▸ WHAT THIS TASK INVOLVES: Output the entries below exactly as written, omitting pictures.

▸ Stored items:
_ _ _ _

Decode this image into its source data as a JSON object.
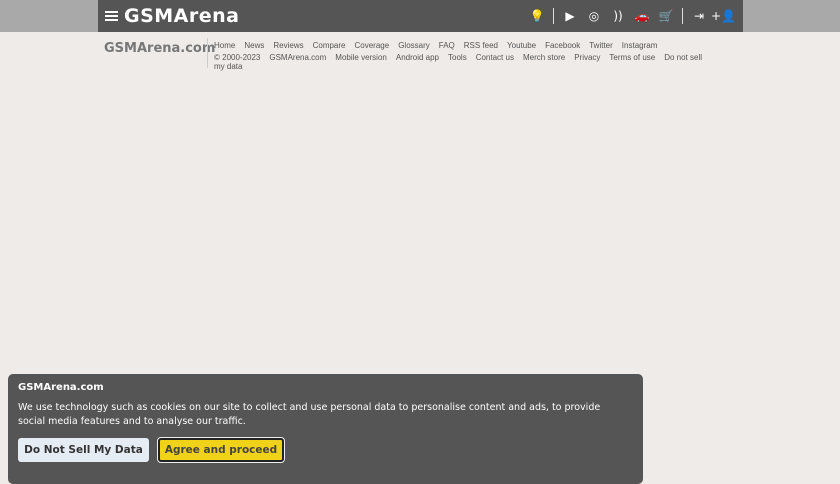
{
  "header": {
    "logo": "GSMArena",
    "icons": [
      "lightbulb-icon",
      "youtube-icon",
      "instagram-icon",
      "rss-icon",
      "car-icon",
      "cart-icon",
      "login-icon",
      "add-user-icon"
    ]
  },
  "footer": {
    "logo": "GSMArena.com",
    "row1": [
      "Home",
      "News",
      "Reviews",
      "Compare",
      "Coverage",
      "Glossary",
      "FAQ",
      "RSS feed",
      "Youtube",
      "Facebook",
      "Twitter",
      "Instagram"
    ],
    "row2": [
      "© 2000-2023",
      "GSMArena.com",
      "Mobile version",
      "Android app",
      "Tools",
      "Contact us",
      "Merch store",
      "Privacy",
      "Terms of use",
      "Do not sell my data"
    ]
  },
  "cookie": {
    "logo": "GSMArena.com",
    "text": "We use technology such as cookies on our site to collect and use personal data to personalise content and ads, to provide social media features and to analyse our traffic.",
    "do_not_sell": "Do Not Sell My Data",
    "agree": "Agree and proceed"
  }
}
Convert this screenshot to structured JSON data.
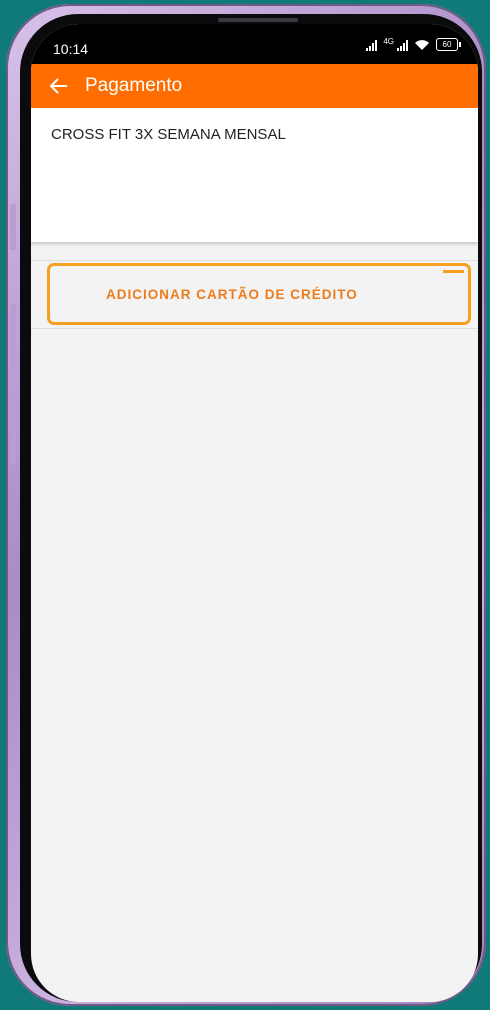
{
  "status_bar": {
    "time": "10:14",
    "network": "4G",
    "battery": "60"
  },
  "app_bar": {
    "title": "Pagamento"
  },
  "plan": {
    "name": "CROSS FIT 3X SEMANA MENSAL"
  },
  "actions": {
    "add_card_label": "ADICIONAR CARTÃO DE CRÉDITO"
  },
  "colors": {
    "accent": "#ff6d00",
    "highlight": "#f5a020",
    "label": "#ec7d1f",
    "background": "#0f7a78"
  }
}
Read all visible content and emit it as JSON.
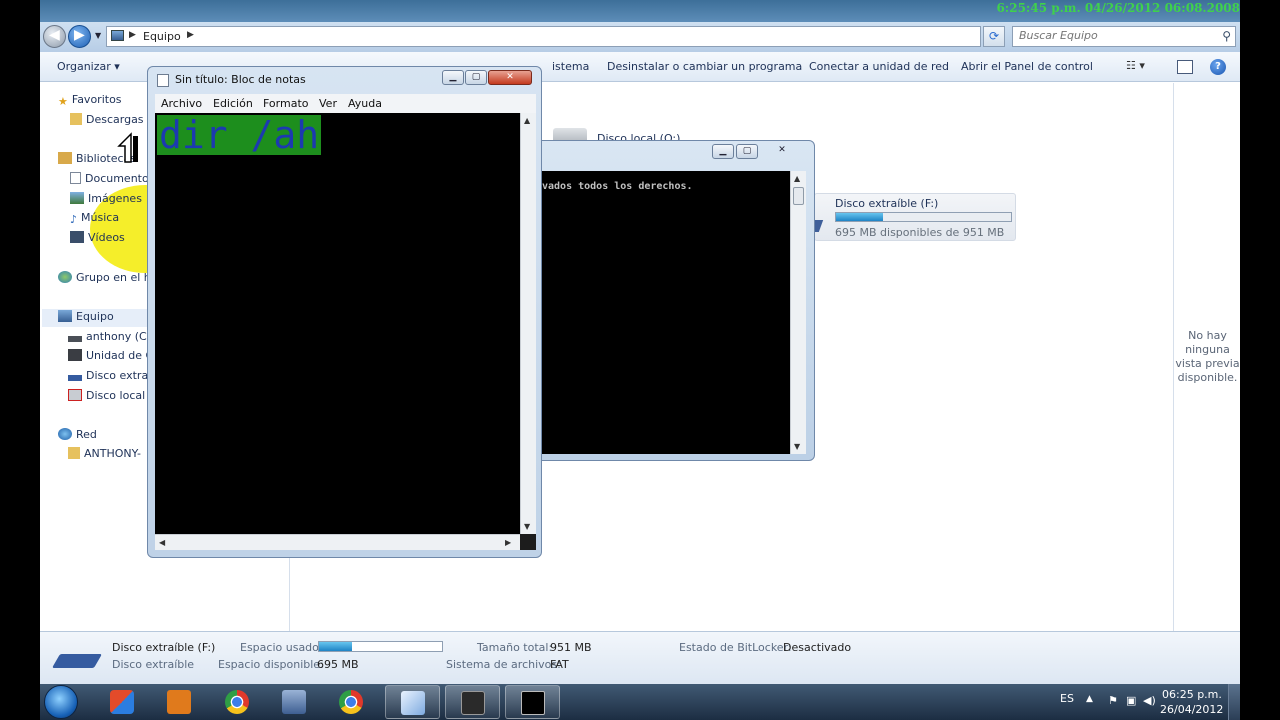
{
  "overlay_clock": "6:25:45 p.m. 04/26/2012 06:08.2008",
  "address": {
    "location": "Equipo"
  },
  "search": {
    "placeholder": "Buscar Equipo"
  },
  "commands": {
    "organize": "Organizar",
    "uninstall": "Desinstalar o cambiar un programa",
    "map_drive": "Conectar a unidad de red",
    "control_panel": "Abrir el Panel de control",
    "system_tail": "istema"
  },
  "nav": {
    "favorites": "Favoritos",
    "downloads": "Descargas",
    "libraries": "Bibliotecas",
    "documents": "Documento",
    "images": "Imágenes",
    "music": "Música",
    "videos": "Vídeos",
    "homegroup": "Grupo en el h",
    "computer": "Equipo",
    "drive_c": "anthony (C:",
    "drive_d": "Unidad de C",
    "drive_f": "Disco extraíl",
    "drive_o": "Disco local (",
    "network": "Red",
    "network_pc": "ANTHONY-"
  },
  "content": {
    "disk_local_label": "Disco local (O:)",
    "removable_label": "Disco extraíble (F:)",
    "removable_free": "695 MB disponibles de 951 MB",
    "removable_used_fraction": 0.27
  },
  "preview": {
    "no_preview": "No hay ninguna vista previa disponible."
  },
  "details": {
    "name": "Disco extraíble (F:)",
    "type": "Disco extraíble",
    "used_label": "Espacio usado:",
    "used_fraction": 0.27,
    "free_label": "Espacio disponible:",
    "free_value": "695 MB",
    "total_label": "Tamaño total:",
    "total_value": "951 MB",
    "fs_label": "Sistema de archivos:",
    "fs_value": "FAT",
    "bitlocker_label": "Estado de BitLocker:",
    "bitlocker_value": "Desactivado"
  },
  "cmd": {
    "text": "vados todos los derechos."
  },
  "notepad": {
    "title": "Sin título: Bloc de notas",
    "menu": [
      "Archivo",
      "Edición",
      "Formato",
      "Ver",
      "Ayuda"
    ],
    "text": "dir /ah",
    "text_color": "#1c3ab0",
    "highlight_color": "#1d8e1d"
  },
  "taskbar": {
    "lang": "ES",
    "time": "06:25 p.m.",
    "date": "26/04/2012"
  }
}
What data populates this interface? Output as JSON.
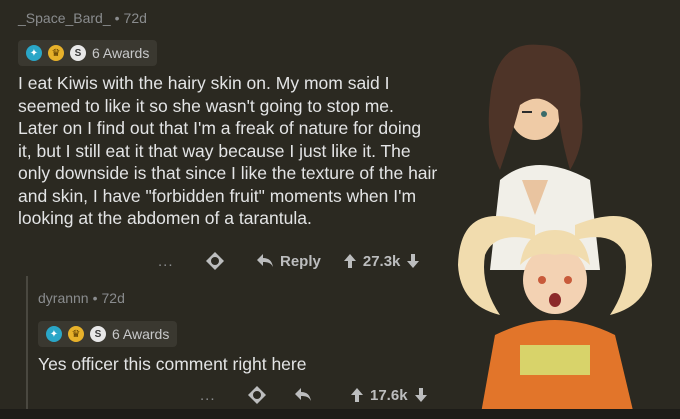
{
  "comments": [
    {
      "username": "_Space_Bard_",
      "age": "72d",
      "awards_label": "6 Awards",
      "body": "I eat Kiwis with the hairy skin on. My mom said I seemed to like it so she wasn't going to stop me. Later on I find out that I'm a freak of nature for doing it, but I still eat it that way because I just like it. The only downside is that since I like the texture of the hair and skin, I have \"forbidden fruit\" moments when I'm looking at the  abdomen of a tarantula.",
      "more": "...",
      "reply_label": "Reply",
      "score": "27.3k"
    },
    {
      "username": "dyrannn",
      "age": "72d",
      "awards_label": "6 Awards",
      "body": "Yes officer this comment right here",
      "more": "...",
      "score": "17.6k"
    }
  ],
  "separator": "•",
  "colors": {
    "background": "#2b2921",
    "text": "#e3e4e5",
    "muted": "#8a8c8e"
  },
  "icons": [
    "blue-award-icon",
    "gold-award-icon",
    "silver-award-icon",
    "gift-icon",
    "reply-arrow-icon",
    "upvote-icon",
    "downvote-icon"
  ]
}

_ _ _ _

▸ RESULT:
Decode this image into its source data as a JSON object.
{
  "header": {
    "logo": "GSMArena",
    "icons": [
      "lightbulb-icon",
      "youtube-icon",
      "instagram-icon",
      "rss-icon",
      "car-icon",
      "cart-icon",
      "login-icon",
      "add-user-icon"
    ]
  },
  "footer": {
    "logo": "GSMArena.com",
    "row1": [
      "Home",
      "News",
      "Reviews",
      "Compare",
      "Coverage",
      "Glossary",
      "FAQ",
      "RSS feed",
      "Youtube",
      "Facebook",
      "Twitter",
      "Instagram"
    ],
    "row2": [
      "© 2000-2023",
      "GSMArena.com",
      "Mobile version",
      "Android app",
      "Tools",
      "Contact us",
      "Merch store",
      "Privacy",
      "Terms of use",
      "Do not sell my data"
    ]
  },
  "cookie": {
    "logo": "GSMArena.com",
    "text": "We use technology such as cookies on our site to collect and use personal data to personalise content and ads, to provide social media features and to analyse our traffic.",
    "do_not_sell": "Do Not Sell My Data",
    "agree": "Agree and proceed"
  }
}
Convert this screenshot to structured JSON data.
{
  "status_bar": {
    "time": "10:14",
    "network": "4G",
    "battery": "60"
  },
  "app_bar": {
    "title": "Pagamento"
  },
  "plan": {
    "name": "CROSS FIT 3X SEMANA MENSAL"
  },
  "actions": {
    "add_card_label": "ADICIONAR CARTÃO DE CRÉDITO"
  },
  "colors": {
    "accent": "#ff6d00",
    "highlight": "#f5a020",
    "label": "#ec7d1f",
    "background": "#0f7a78"
  }
}
Read all visible content and emit it as JSON.
{
  "overlay_clock": "6:25:45 p.m. 04/26/2012 06:08.2008",
  "address": {
    "location": "Equipo"
  },
  "search": {
    "placeholder": "Buscar Equipo"
  },
  "commands": {
    "organize": "Organizar",
    "uninstall": "Desinstalar o cambiar un programa",
    "map_drive": "Conectar a unidad de red",
    "control_panel": "Abrir el Panel de control",
    "system_tail": "istema"
  },
  "nav": {
    "favorites": "Favoritos",
    "downloads": "Descargas",
    "libraries": "Bibliotecas",
    "documents": "Documento",
    "images": "Imágenes",
    "music": "Música",
    "videos": "Vídeos",
    "homegroup": "Grupo en el h",
    "computer": "Equipo",
    "drive_c": "anthony (C:",
    "drive_d": "Unidad de C",
    "drive_f": "Disco extraíl",
    "drive_o": "Disco local (",
    "network": "Red",
    "network_pc": "ANTHONY-"
  },
  "content": {
    "disk_local_label": "Disco local (O:)",
    "removable_label": "Disco extraíble (F:)",
    "removable_free": "695 MB disponibles de 951 MB",
    "removable_used_fraction": 0.27
  },
  "preview": {
    "no_preview": "No hay ninguna vista previa disponible."
  },
  "details": {
    "name": "Disco extraíble (F:)",
    "type": "Disco extraíble",
    "used_label": "Espacio usado:",
    "used_fraction": 0.27,
    "free_label": "Espacio disponible:",
    "free_value": "695 MB",
    "total_label": "Tamaño total:",
    "total_value": "951 MB",
    "fs_label": "Sistema de archivos:",
    "fs_value": "FAT",
    "bitlocker_label": "Estado de BitLocker:",
    "bitlocker_value": "Desactivado"
  },
  "cmd": {
    "text": "vados todos los derechos."
  },
  "notepad": {
    "title": "Sin título: Bloc de notas",
    "menu": [
      "Archivo",
      "Edición",
      "Formato",
      "Ver",
      "Ayuda"
    ],
    "text": "dir /ah",
    "text_color": "#1c3ab0",
    "highlight_color": "#1d8e1d"
  },
  "taskbar": {
    "lang": "ES",
    "time": "06:25 p.m.",
    "date": "26/04/2012"
  }
}
What data populates this interface? Output as JSON.
{
  "comments": [
    {
      "username": "_Space_Bard_",
      "age": "72d",
      "awards_label": "6 Awards",
      "body": "I eat Kiwis with the hairy skin on. My mom said I seemed to like it so she wasn't going to stop me. Later on I find out that I'm a freak of nature for doing it, but I still eat it that way because I just like it. The only downside is that since I like the texture of the hair and skin, I have \"forbidden fruit\" moments when I'm looking at the  abdomen of a tarantula.",
      "more": "...",
      "reply_label": "Reply",
      "score": "27.3k"
    },
    {
      "username": "dyrannn",
      "age": "72d",
      "awards_label": "6 Awards",
      "body": "Yes officer this comment right here",
      "more": "...",
      "score": "17.6k"
    }
  ],
  "separator": "•",
  "colors": {
    "background": "#2b2921",
    "text": "#e3e4e5",
    "muted": "#8a8c8e"
  },
  "icons": [
    "blue-award-icon",
    "gold-award-icon",
    "silver-award-icon",
    "gift-icon",
    "reply-arrow-icon",
    "upvote-icon",
    "downvote-icon"
  ]
}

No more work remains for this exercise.